Rundu — The pilots who flew the Embraer 190 that crashed in the Bwabwata National Park in the Zambezi Region last Friday were fit to fly according to a statement issued by LAM Mozambique Airlines on Sunday.
LAM said both pilots had their recent flight medicals checked in September and they both held valid airline transport pilots licenses. "The Captain had logged 9 053 flight-hours. Of these, 1 395 hours were in command of an aircraft and 2 520 hours flying the Embraer 190. He received his command on 12 April 2012. His most recent flight medical check was on 02 September 2013," stated LAM. "The First Officer had logged 1 418 flight hours. Of these, 108 hours were on the Embraer 190. His most recent proficiency check was on 08 September 2013. His most recent flight medical check was on 28 September 2013," stated LAM.
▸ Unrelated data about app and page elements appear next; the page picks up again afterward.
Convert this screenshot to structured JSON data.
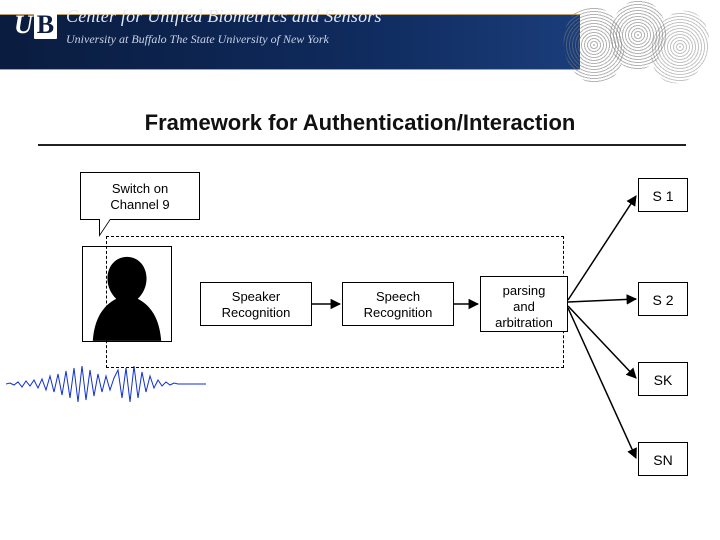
{
  "header": {
    "logo_u": "U",
    "logo_b": "B",
    "title": "Center for Unified Biometrics and Sensors",
    "subtitle": "University at Buffalo   The State University of New York"
  },
  "slide_title": "Framework for Authentication/Interaction",
  "bubble_line1": "Switch on",
  "bubble_line2": "Channel 9",
  "pipeline": {
    "speaker": "Speaker\nRecognition",
    "speech": "Speech\nRecognition",
    "parser": "parsing\nand\narbitration"
  },
  "outputs": {
    "s1": "S 1",
    "s2": "S 2",
    "sk": "SK",
    "sn": "SN"
  }
}
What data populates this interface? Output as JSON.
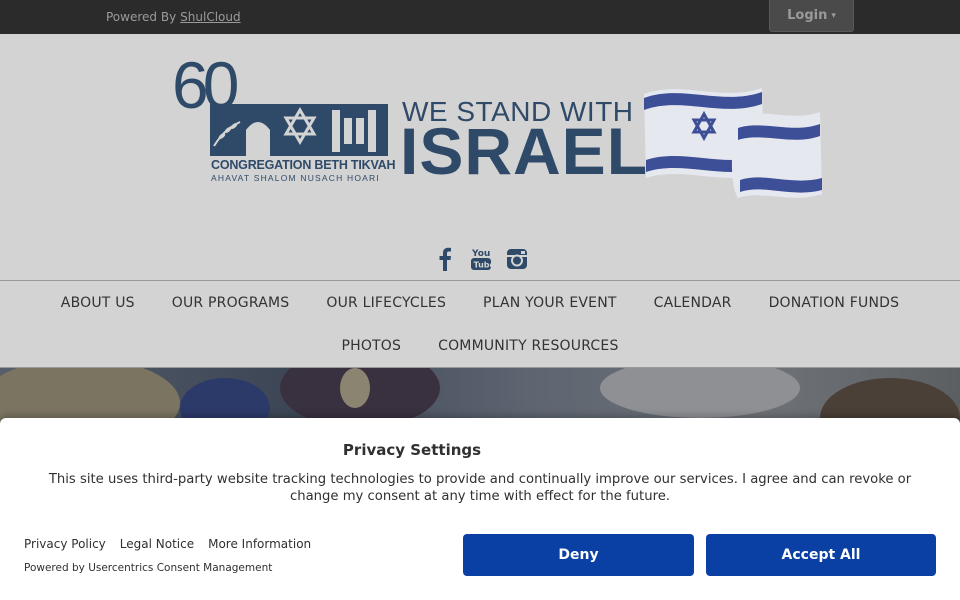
{
  "topbar": {
    "powered_by_label": "Powered By",
    "powered_by_link": "ShulCloud",
    "login_label": "Login",
    "login_caret": "▾"
  },
  "logo": {
    "anniversary": "60",
    "congregation_name": "CONGREGATION BETH TIKVAH",
    "tagline": "AHAVAT SHALOM NUSACH HOARI",
    "banner_line1": "WE STAND WITH",
    "banner_line2": "ISRAEL",
    "brand_color": "#2f4a68"
  },
  "socials": [
    {
      "name": "facebook-icon"
    },
    {
      "name": "youtube-icon"
    },
    {
      "name": "instagram-icon"
    }
  ],
  "nav": {
    "row1": [
      "ABOUT US",
      "OUR PROGRAMS",
      "OUR LIFECYCLES",
      "PLAN YOUR EVENT",
      "CALENDAR",
      "DONATION FUNDS"
    ],
    "row2": [
      "PHOTOS",
      "COMMUNITY RESOURCES"
    ]
  },
  "privacy": {
    "title": "Privacy Settings",
    "body": "This site uses third-party website tracking technologies to provide and continually improve our services. I agree and can revoke or change my consent at any time with effect for the future.",
    "links": [
      "Privacy Policy",
      "Legal Notice",
      "More Information"
    ],
    "credit": "Powered by Usercentrics Consent Management",
    "deny_label": "Deny",
    "accept_label": "Accept All",
    "button_color": "#0a3fa3"
  }
}
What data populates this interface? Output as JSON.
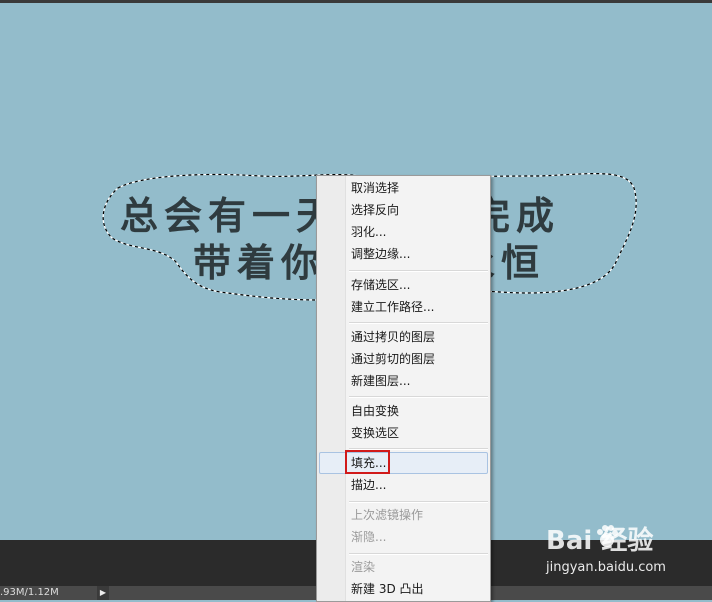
{
  "canvas": {
    "line1": "总会有一天梦想会完成",
    "line2": "带着你的梦想永恒"
  },
  "menu": {
    "items": [
      {
        "label": "取消选择",
        "enabled": true
      },
      {
        "label": "选择反向",
        "enabled": true
      },
      {
        "label": "羽化...",
        "enabled": true
      },
      {
        "label": "调整边缘...",
        "enabled": true
      },
      {
        "label": "存储选区...",
        "enabled": true
      },
      {
        "label": "建立工作路径...",
        "enabled": true
      },
      {
        "label": "通过拷贝的图层",
        "enabled": true
      },
      {
        "label": "通过剪切的图层",
        "enabled": true
      },
      {
        "label": "新建图层...",
        "enabled": true
      },
      {
        "label": "自由变换",
        "enabled": true
      },
      {
        "label": "变换选区",
        "enabled": true
      },
      {
        "label": "填充...",
        "enabled": true,
        "highlighted": true
      },
      {
        "label": "描边...",
        "enabled": true
      },
      {
        "label": "上次滤镜操作",
        "enabled": false
      },
      {
        "label": "渐隐...",
        "enabled": false
      },
      {
        "label": "渲染",
        "enabled": false
      },
      {
        "label": "新建 3D 凸出",
        "enabled": true
      }
    ]
  },
  "status": {
    "doc_size": ".93M/1.12M",
    "arrow": "▶"
  },
  "watermark": {
    "logo": "Bai  经验",
    "url": "jingyan.baidu.com"
  },
  "colors": {
    "canvas_bg": "#93bccb",
    "highlight_border": "#d11a1a"
  }
}
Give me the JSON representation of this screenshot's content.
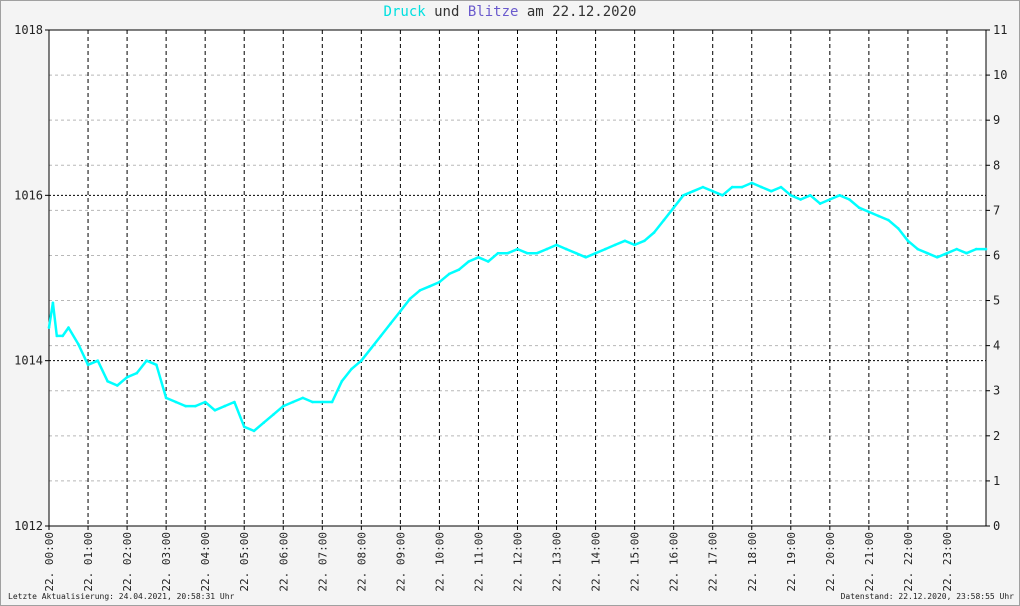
{
  "title": {
    "part1": "Druck",
    "part2": " und ",
    "part3": "Blitze",
    "part4": " am 22.12.2020"
  },
  "footer": {
    "left": "Letzte Aktualisierung: 24.04.2021, 20:58:31 Uhr",
    "right": "Datenstand: 22.12.2020, 23:58:55 Uhr"
  },
  "colors": {
    "druck": "#00ffff",
    "blitze": "#6a5acd",
    "grid_major": "#000000",
    "grid_minor": "#b8b8b8"
  },
  "chart_data": {
    "type": "line",
    "x_unit": "hour of 22.12.2020",
    "x_range": [
      0,
      24
    ],
    "x_tick_labels": [
      "22. 00:00",
      "22. 01:00",
      "22. 02:00",
      "22. 03:00",
      "22. 04:00",
      "22. 05:00",
      "22. 06:00",
      "22. 07:00",
      "22. 08:00",
      "22. 09:00",
      "22. 10:00",
      "22. 11:00",
      "22. 12:00",
      "22. 13:00",
      "22. 14:00",
      "22. 15:00",
      "22. 16:00",
      "22. 17:00",
      "22. 18:00",
      "22. 19:00",
      "22. 20:00",
      "22. 21:00",
      "22. 22:00",
      "22. 23:00"
    ],
    "y_left": {
      "ylim": [
        1012,
        1018
      ],
      "ticks": [
        1012,
        1014,
        1016,
        1018
      ]
    },
    "y_right": {
      "ylim": [
        0,
        11
      ],
      "ticks": [
        0,
        1,
        2,
        3,
        4,
        5,
        6,
        7,
        8,
        9,
        10,
        11
      ]
    },
    "grid": true,
    "series": [
      {
        "name": "Druck",
        "axis": "left",
        "x": [
          0,
          0.1,
          0.2,
          0.35,
          0.5,
          0.75,
          1.0,
          1.25,
          1.5,
          1.75,
          2.0,
          2.25,
          2.5,
          2.75,
          3.0,
          3.25,
          3.5,
          3.75,
          4.0,
          4.25,
          4.5,
          4.75,
          5.0,
          5.25,
          5.5,
          5.75,
          6.0,
          6.25,
          6.5,
          6.75,
          7.0,
          7.25,
          7.5,
          7.75,
          8.0,
          8.25,
          8.5,
          8.75,
          9.0,
          9.25,
          9.5,
          9.75,
          10.0,
          10.25,
          10.5,
          10.75,
          11.0,
          11.25,
          11.5,
          11.75,
          12.0,
          12.25,
          12.5,
          12.75,
          13.0,
          13.25,
          13.5,
          13.75,
          14.0,
          14.25,
          14.5,
          14.75,
          15.0,
          15.25,
          15.5,
          15.75,
          16.0,
          16.25,
          16.5,
          16.75,
          17.0,
          17.25,
          17.5,
          17.75,
          18.0,
          18.25,
          18.5,
          18.75,
          19.0,
          19.25,
          19.5,
          19.75,
          20.0,
          20.25,
          20.5,
          20.75,
          21.0,
          21.25,
          21.5,
          21.75,
          22.0,
          22.25,
          22.5,
          22.75,
          23.0,
          23.25,
          23.5,
          23.75,
          24.0
        ],
        "y": [
          1014.4,
          1014.7,
          1014.3,
          1014.3,
          1014.4,
          1014.2,
          1013.95,
          1014.0,
          1013.75,
          1013.7,
          1013.8,
          1013.85,
          1014.0,
          1013.95,
          1013.55,
          1013.5,
          1013.45,
          1013.45,
          1013.5,
          1013.4,
          1013.45,
          1013.5,
          1013.2,
          1013.15,
          1013.25,
          1013.35,
          1013.45,
          1013.5,
          1013.55,
          1013.5,
          1013.5,
          1013.5,
          1013.75,
          1013.9,
          1014.0,
          1014.15,
          1014.3,
          1014.45,
          1014.6,
          1014.75,
          1014.85,
          1014.9,
          1014.95,
          1015.05,
          1015.1,
          1015.2,
          1015.25,
          1015.2,
          1015.3,
          1015.3,
          1015.35,
          1015.3,
          1015.3,
          1015.35,
          1015.4,
          1015.35,
          1015.3,
          1015.25,
          1015.3,
          1015.35,
          1015.4,
          1015.45,
          1015.4,
          1015.45,
          1015.55,
          1015.7,
          1015.85,
          1016.0,
          1016.05,
          1016.1,
          1016.05,
          1016.0,
          1016.1,
          1016.1,
          1016.15,
          1016.1,
          1016.05,
          1016.1,
          1016.0,
          1015.95,
          1016.0,
          1015.9,
          1015.95,
          1016.0,
          1015.95,
          1015.85,
          1015.8,
          1015.75,
          1015.7,
          1015.6,
          1015.45,
          1015.35,
          1015.3,
          1015.25,
          1015.3,
          1015.35,
          1015.3,
          1015.35,
          1015.35
        ]
      }
    ]
  }
}
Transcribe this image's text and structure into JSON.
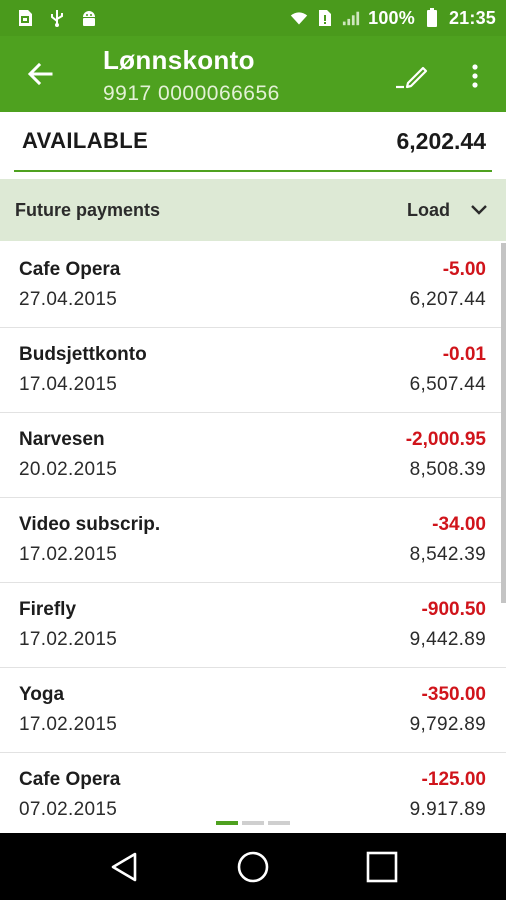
{
  "status_bar": {
    "battery_text": "100%",
    "time": "21:35",
    "icons": [
      "sim-icon",
      "usb-icon",
      "android-icon",
      "wifi-icon",
      "sim-alert-icon",
      "signal-icon",
      "battery-icon"
    ]
  },
  "app_bar": {
    "title": "Lønnskonto",
    "subtitle": "9917 0000066656",
    "back_icon": "arrow-back-icon",
    "edit_icon": "pencil-icon",
    "more_icon": "more-vert-icon"
  },
  "available": {
    "label": "AVAILABLE",
    "value": "6,202.44"
  },
  "future_payments": {
    "title": "Future payments",
    "load_label": "Load",
    "chevron_icon": "chevron-down-icon"
  },
  "transactions": [
    {
      "name": "Cafe Opera",
      "date": "27.04.2015",
      "amount": "-5.00",
      "balance": "6,207.44"
    },
    {
      "name": "Budsjettkonto",
      "date": "17.04.2015",
      "amount": "-0.01",
      "balance": "6,507.44"
    },
    {
      "name": "Narvesen",
      "date": "20.02.2015",
      "amount": "-2,000.95",
      "balance": "8,508.39"
    },
    {
      "name": "Video subscrip.",
      "date": "17.02.2015",
      "amount": "-34.00",
      "balance": "8,542.39"
    },
    {
      "name": "Firefly",
      "date": "17.02.2015",
      "amount": "-900.50",
      "balance": "9,442.89"
    },
    {
      "name": "Yoga",
      "date": "17.02.2015",
      "amount": "-350.00",
      "balance": "9,792.89"
    },
    {
      "name": "Cafe Opera",
      "date": "07.02.2015",
      "amount": "-125.00",
      "balance": "9,917.89"
    }
  ],
  "pager": {
    "pages": 3,
    "active": 1
  },
  "colors": {
    "brand_green": "#4ea11f",
    "status_green": "#4a9a1c",
    "header_tint": "#dde9d5",
    "negative_red": "#d0141b"
  },
  "nav_bar": {
    "back_icon": "nav-back-icon",
    "home_icon": "nav-home-icon",
    "recents_icon": "nav-recents-icon"
  }
}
Although the cause of the accident is still unknown, LAM requests the public to give investigators the time and space to do their work without interference or prejudice. "LAM may not comment on the investigators' work. Similarly, we cannot engage in speculation on likely or possible causes as this would be unhelpful and could be seen as an attempt to unfairly influence or pre-empt the investigation," the airline said. The 27 passengers were citizens of Mozambique (10), Angola (9), Portugal (5), France (1), People's Republic of China (1) and Brazil (1), while the six-crew members comprised of a captain, first officer, chief cabin attendant two cabin attendants and a technician. "The Namibian and our recovery teams have begun to search for and recover the victims' remains and their personal effects. This is necessary to positively identify the deceased. Identification is done using the best international practices and standards and is necessary so that their remains can be repatriated and funerals arranged," LAM stated in the media release issued over the weekend. LAM further says the aircraft and engines underwent their last prescribed check on 28 November 2013. This is a routine maintenance inspection carried out every 14 days or every 120 flight-hours (whichever comes first). In accordance with international aviation law, Namibia, as the country where the accident occurred, will lead the investigation. Civil aviation authorities from Mozambique, Angola, Brazil and the National Transportation Safety Board in the US will also participate in the investigation. The 93-seat plane crashed in the Bwabwata National Park on Friday afternoon while flying from Mozambique to Angola with 33 passengers onboard. The Namibian police removed the severely mangled bodies from the scene of the accident and transported them to the Rundu State Hospital mortuary from where they were airlifted to Windhoek on Sunday. The burned plane wreckage was only discovered on Saturday morning.